If I may direct this back to debating the actual issue....
Here are the same arguments already given but spelled out more.
- Many Linux admins have no clue how to install a CPAN library. Many hardly know what CPAN is. If you sit behind a corporate firewall with an authenticated proxy it is pretty hard to setup CPAN to install libraries. I know. I have tried it. And I gave up. I could not make it work. Fortunately I found out that a guy called Dag makes rpms for RedHat which I could manually download and manually install with rpm.
- If you are at a shared host - and many use TWiki this way - your admin knowledge is usually even lower and you have no root access. Then you are depending on the shared host admin's willingness to install these extra CPAN libraries. And we recently had an example that a user could not even get them to install a vital and very necessary component like CGI::Session. Quite many users will not get their host provider to install libraries such as
Archive::Tar. So many users installing on shared hosts will not be able to use the auto installer unless we improve the dependency issue.
- Many admins on large corporations do not have root access to their machines either and they have similar problems as above. I often get phone calls from colleagues at other sites where they have problems installing TWiki because they do not have root access. And I have no clue how to help them.
- The dependency is not even necessary. All this lib does is the same as
tar -zxf. Most unix'es have tar installed. It is a natural thing to fall back on using what is extremely common.
Also note that I am not against using CPAN libs as such. On the contrary. It is smart to reuse what other people have worked hard on making work.
- If the installer program can install the dependencies in the local TWiki CPAN then there are no worries.
- If the dependency is per default in the TWiki distribution then it is no issue either.
- It is not the use of CPAN libs that is the issue here. The issue is that we replace the hassle if manual installation of plugins to an even bigger hassle of getting CPAN libs installed to enable running the auto-installer.
- The whole idea of the installers is that they install the plugins and any dependencies. And then we should try to do our best not to make it even more difficult to install the installer.

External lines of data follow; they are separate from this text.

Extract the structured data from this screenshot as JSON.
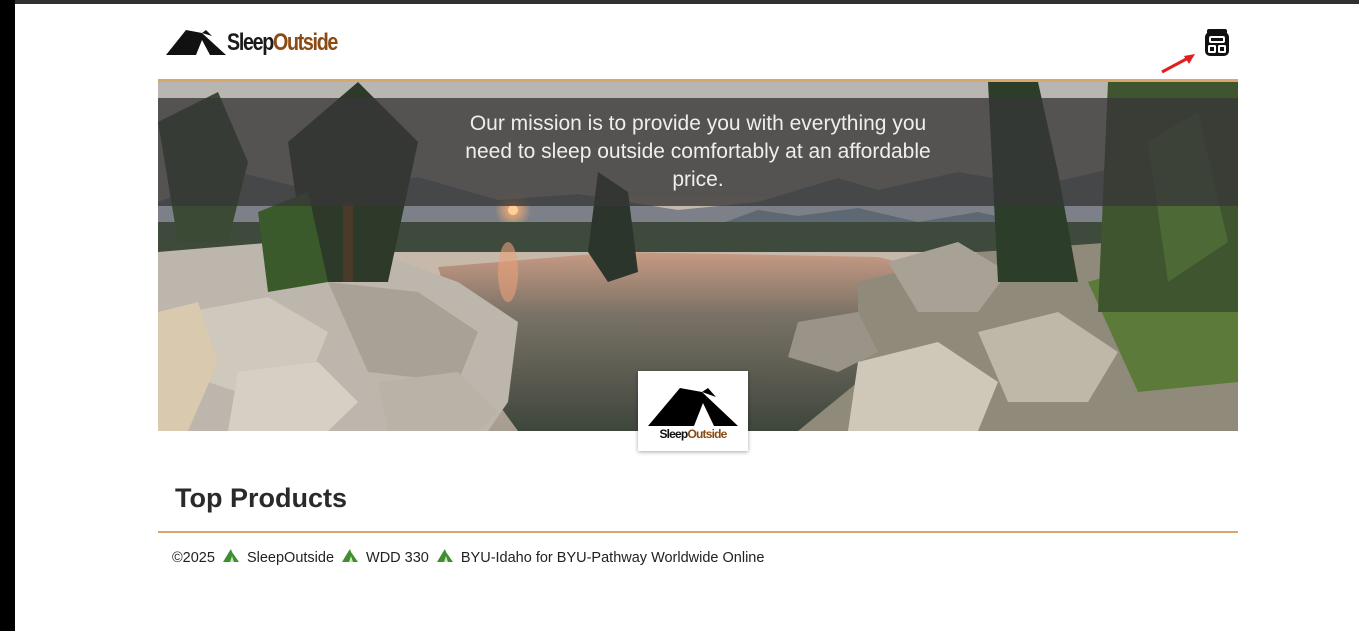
{
  "header": {
    "logo": {
      "part1": "Sleep",
      "part2": "Outside"
    },
    "cart_icon": "backpack-icon",
    "annotation_icon": "red-arrow-icon"
  },
  "hero": {
    "mission": "Our mission is to provide you with everything you need to sleep outside comfortably at an affordable price.",
    "badge_logo": {
      "part1": "Sleep",
      "part2": "Outside"
    }
  },
  "main": {
    "section_title": "Top Products"
  },
  "footer": {
    "copyright": "©2025",
    "items": [
      "SleepOutside",
      "WDD 330",
      "BYU-Idaho for BYU-Pathway Worldwide Online"
    ],
    "separator_icon": "tent-icon"
  },
  "colors": {
    "accent": "#d8a86a",
    "brand_brown": "#8a4a14",
    "overlay": "#373737",
    "annotation": "#e02020"
  }
}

The auto-installer does look very promissing and as already said - is excellent work! But as also CC says it is almost untested software. And it with some nags that needs to get resolved before we release a TWiki version with this feature activated. It is only a week ago I built a beta 1 where the feature did not run at all.
With common effort - the OSS way - we will make a great configure auto-installer - for all our admin users.
Forgot to say: The Linuxes I have tried all had
installed so I believe this is pretty standard.
That may be the case for Linux machines.
perl -e 'use LWP::UserAgent;'
on Solaris returns
Can't locate LWP/UserAgent.pm in @INC
. Meaning, we need a fallback; which could be
turned into a module.
Another poor user with CPAN problems.
This time with an installer and the problem is Archive::Tar. Read the log. Listen to the customer. This guy is just like most new admins. Listen to the customer.
We have these questions all the time. And if we release 4.1 with configure working like now there will be even more of them.
The extension installer no longer crashes configure on missing dependencies, it simply refuses to load, so I am closing this. The wider debate - to CPAN or not to CPAN - is one for TWiki:Codev.ToCPANOrNotToCPAN
I realised when going through code that configure does not use LWP to get packages, it has its own download method.